In 1937, there was an intention to build a new evangelical Lutheran church in Alšvanga in order to restore the Lutheran congregation here again after a 300-year absence. At that time, around 200 Lutherans lived within the Alšvanga Parish and church services were held in country houses. Jēkabs Ezernieks, the owner of the Alšvanga mill and mayor, had even donated a plot of land on a hill, next to the lake and the Curonian Castle hill, for the construction of the church. The most active church members were elected to the building commission: J. Ezernieks, P. Gaudiņš, J. Kuškis, Ercums and Klims. However, this intention was not implemented.

The Lutheran parish in Alsunga was finally restored on November 2, 2003 after a 367-year break. First, it was served by the pastor of the Katrina Church in the city of Kuldīga, dean Viesturs Pirro. After that Didzis Skuška. At the moment, the parish in Alsunga has ceased its activity again due to the lack of parishioners, and the Lutherans of Alsung are served from the church of Ēdole in the neighboring parish.

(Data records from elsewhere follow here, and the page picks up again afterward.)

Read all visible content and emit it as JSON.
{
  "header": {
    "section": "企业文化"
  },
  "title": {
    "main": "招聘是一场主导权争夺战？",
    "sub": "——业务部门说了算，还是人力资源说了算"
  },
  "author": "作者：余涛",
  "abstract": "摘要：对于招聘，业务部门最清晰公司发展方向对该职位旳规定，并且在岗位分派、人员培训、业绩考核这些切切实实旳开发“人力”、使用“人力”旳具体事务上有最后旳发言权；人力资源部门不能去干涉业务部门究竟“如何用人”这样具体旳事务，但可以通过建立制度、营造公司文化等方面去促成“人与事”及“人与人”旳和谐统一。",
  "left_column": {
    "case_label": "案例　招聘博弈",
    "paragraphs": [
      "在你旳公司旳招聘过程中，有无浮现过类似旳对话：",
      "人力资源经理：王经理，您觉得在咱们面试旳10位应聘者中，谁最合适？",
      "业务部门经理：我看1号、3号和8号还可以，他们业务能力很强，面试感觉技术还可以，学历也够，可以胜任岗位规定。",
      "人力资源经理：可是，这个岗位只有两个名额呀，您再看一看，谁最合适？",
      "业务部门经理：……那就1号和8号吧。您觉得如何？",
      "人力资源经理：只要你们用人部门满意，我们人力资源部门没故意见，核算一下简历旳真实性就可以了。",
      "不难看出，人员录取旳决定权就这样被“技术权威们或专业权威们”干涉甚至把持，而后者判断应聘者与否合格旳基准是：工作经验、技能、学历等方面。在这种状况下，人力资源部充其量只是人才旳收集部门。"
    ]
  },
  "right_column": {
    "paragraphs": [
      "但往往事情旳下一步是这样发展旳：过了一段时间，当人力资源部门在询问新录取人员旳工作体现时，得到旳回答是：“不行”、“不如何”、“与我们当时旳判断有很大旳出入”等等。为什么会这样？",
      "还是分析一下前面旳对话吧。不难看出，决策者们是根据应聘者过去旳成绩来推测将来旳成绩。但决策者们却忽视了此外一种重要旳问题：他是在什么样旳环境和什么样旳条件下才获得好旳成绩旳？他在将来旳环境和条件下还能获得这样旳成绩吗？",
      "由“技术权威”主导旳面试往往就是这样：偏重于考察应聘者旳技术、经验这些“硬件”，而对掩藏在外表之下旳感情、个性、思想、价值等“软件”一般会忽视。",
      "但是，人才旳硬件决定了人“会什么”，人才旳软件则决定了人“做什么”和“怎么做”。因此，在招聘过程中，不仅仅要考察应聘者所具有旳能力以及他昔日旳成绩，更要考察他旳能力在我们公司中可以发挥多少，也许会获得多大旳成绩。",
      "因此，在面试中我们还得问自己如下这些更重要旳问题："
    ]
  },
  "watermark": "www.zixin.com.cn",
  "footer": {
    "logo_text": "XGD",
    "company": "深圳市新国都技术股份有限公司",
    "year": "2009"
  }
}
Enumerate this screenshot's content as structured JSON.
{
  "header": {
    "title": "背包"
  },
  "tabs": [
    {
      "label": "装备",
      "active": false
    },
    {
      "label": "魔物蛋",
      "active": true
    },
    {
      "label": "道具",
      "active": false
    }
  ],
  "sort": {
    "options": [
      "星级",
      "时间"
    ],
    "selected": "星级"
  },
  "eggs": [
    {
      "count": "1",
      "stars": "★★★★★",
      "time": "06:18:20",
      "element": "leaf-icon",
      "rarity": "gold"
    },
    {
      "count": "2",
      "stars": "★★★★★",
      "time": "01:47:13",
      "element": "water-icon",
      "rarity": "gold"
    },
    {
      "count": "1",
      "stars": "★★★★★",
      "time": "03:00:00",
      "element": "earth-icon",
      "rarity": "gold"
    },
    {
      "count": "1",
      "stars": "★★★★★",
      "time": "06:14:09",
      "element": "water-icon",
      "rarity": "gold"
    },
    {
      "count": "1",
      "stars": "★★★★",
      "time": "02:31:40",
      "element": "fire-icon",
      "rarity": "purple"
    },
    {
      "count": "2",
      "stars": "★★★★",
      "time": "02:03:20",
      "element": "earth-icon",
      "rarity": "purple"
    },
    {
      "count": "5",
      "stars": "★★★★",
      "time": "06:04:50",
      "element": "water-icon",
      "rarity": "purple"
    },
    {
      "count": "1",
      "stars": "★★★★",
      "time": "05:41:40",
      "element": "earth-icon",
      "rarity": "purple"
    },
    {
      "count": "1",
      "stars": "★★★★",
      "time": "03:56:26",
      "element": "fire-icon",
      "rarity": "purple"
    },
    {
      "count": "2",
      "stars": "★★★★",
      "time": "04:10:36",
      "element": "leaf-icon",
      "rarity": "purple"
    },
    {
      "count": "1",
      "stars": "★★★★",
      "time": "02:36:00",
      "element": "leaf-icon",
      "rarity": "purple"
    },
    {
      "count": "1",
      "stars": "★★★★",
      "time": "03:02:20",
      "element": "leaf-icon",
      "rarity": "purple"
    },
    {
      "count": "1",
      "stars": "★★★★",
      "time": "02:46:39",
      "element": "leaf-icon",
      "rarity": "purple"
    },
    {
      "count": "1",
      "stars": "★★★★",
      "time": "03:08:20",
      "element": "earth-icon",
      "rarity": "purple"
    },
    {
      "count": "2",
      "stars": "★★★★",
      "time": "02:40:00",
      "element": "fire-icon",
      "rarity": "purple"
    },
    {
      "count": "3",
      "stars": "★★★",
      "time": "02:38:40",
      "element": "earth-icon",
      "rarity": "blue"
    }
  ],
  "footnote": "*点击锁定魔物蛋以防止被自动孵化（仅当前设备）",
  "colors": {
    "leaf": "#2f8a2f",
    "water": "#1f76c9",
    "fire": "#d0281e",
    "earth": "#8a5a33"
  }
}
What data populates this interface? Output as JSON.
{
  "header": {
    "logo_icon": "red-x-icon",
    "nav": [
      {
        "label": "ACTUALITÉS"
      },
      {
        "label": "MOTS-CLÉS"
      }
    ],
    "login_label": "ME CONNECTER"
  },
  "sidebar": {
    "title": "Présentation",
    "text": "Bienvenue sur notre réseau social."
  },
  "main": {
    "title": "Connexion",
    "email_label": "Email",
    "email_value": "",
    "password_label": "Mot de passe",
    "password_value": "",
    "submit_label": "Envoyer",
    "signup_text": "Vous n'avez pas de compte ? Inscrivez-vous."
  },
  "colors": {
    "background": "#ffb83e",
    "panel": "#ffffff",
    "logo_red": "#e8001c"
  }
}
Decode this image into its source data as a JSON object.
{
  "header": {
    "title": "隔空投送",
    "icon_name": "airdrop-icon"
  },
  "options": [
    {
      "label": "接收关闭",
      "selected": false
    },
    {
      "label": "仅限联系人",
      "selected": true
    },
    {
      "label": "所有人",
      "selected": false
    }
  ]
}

The borders of Jūrkalne parish today also include the tiny Ulmale – Labraga Evangelical Lutheran Church, built in 1896, which can be seen in the pictures attached here. It stands on a traditionally Lutheran land which was added to Jūrkalne parish when the parish boundaries were changed during the interwar period.